Jason Kenney talks to the Edmonton Journal about cuts to health care coverage for refugees.
The government said the scaling back of services offered through the Interim Federal Health Program is aimed at levelling the playing field by limiting refugee claimants to the same health-care benefits package that the average Canadian is able to access for free from each province or territory. “I think there is a social equity issue there,” Kenney told the Journal’s editorial board on Monday, adding that cutting off access to extended prescription, dental and vision benefits for the targeted refugees will save $19 million per year. The program cost Canadians $84 million last year and Kenney said it was due to become a $100-million expense soon.
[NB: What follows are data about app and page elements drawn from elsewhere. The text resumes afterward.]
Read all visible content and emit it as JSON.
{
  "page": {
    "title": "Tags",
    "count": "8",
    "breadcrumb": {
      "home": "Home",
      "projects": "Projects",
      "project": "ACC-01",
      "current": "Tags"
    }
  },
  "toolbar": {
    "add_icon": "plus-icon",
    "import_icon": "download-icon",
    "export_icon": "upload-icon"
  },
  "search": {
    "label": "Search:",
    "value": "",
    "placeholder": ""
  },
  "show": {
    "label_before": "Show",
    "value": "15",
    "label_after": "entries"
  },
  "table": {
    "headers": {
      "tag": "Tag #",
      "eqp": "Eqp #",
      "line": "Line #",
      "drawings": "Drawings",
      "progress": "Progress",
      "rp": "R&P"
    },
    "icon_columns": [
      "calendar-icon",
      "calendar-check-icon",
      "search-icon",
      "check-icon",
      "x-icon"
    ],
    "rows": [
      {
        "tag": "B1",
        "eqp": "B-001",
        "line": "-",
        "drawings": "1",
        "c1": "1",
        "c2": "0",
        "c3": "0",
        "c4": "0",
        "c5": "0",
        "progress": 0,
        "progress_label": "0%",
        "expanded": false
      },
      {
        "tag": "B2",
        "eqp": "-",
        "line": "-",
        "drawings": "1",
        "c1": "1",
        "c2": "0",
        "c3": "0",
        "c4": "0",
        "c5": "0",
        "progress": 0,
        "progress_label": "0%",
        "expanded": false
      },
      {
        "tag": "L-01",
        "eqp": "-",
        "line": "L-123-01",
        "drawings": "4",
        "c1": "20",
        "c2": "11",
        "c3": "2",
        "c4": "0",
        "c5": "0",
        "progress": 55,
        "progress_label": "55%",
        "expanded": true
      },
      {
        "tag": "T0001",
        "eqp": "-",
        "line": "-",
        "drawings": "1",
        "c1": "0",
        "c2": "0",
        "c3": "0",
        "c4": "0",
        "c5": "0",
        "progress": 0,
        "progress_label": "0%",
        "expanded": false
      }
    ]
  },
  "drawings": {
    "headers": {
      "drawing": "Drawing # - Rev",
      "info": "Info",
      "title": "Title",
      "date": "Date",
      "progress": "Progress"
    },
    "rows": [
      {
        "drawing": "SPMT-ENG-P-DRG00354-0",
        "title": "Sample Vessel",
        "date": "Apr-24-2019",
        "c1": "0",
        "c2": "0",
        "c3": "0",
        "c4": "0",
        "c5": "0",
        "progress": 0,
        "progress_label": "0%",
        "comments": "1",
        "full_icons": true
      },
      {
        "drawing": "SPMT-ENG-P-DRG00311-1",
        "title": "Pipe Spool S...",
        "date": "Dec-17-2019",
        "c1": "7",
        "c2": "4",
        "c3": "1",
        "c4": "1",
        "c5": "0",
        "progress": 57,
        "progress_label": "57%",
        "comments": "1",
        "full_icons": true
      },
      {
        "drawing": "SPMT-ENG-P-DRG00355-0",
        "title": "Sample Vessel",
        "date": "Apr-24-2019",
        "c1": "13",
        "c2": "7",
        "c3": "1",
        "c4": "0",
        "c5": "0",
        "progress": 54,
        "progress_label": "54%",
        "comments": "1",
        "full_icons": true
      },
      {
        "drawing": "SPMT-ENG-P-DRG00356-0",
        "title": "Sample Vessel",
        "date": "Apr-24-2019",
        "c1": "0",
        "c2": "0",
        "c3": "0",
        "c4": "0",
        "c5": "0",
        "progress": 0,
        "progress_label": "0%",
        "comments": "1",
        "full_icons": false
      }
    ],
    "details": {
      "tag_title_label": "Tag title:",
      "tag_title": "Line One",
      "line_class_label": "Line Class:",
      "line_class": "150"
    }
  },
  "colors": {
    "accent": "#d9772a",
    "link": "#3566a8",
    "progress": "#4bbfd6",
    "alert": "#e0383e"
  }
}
Critics argue that each Canadian would only have to shell out 59 additional cents per year to maintain the benefits, but they miss the point. Kenney said the cuts are aimed at people whose asylum claims have been denied on appeal but have yet to leave the country. “If you’ve lost your asylum claim, don’t expect to stay four or five years getting extended benefits.” However, the cuts will also affect refugees who have been sponsored by religious groups and are in Canada legally. Kenney said it is reasonable to expect the religious groups that are already paying for refugees’ housing and food would also cover the $170 annual cost of extended benefits for the people they bring to Canada.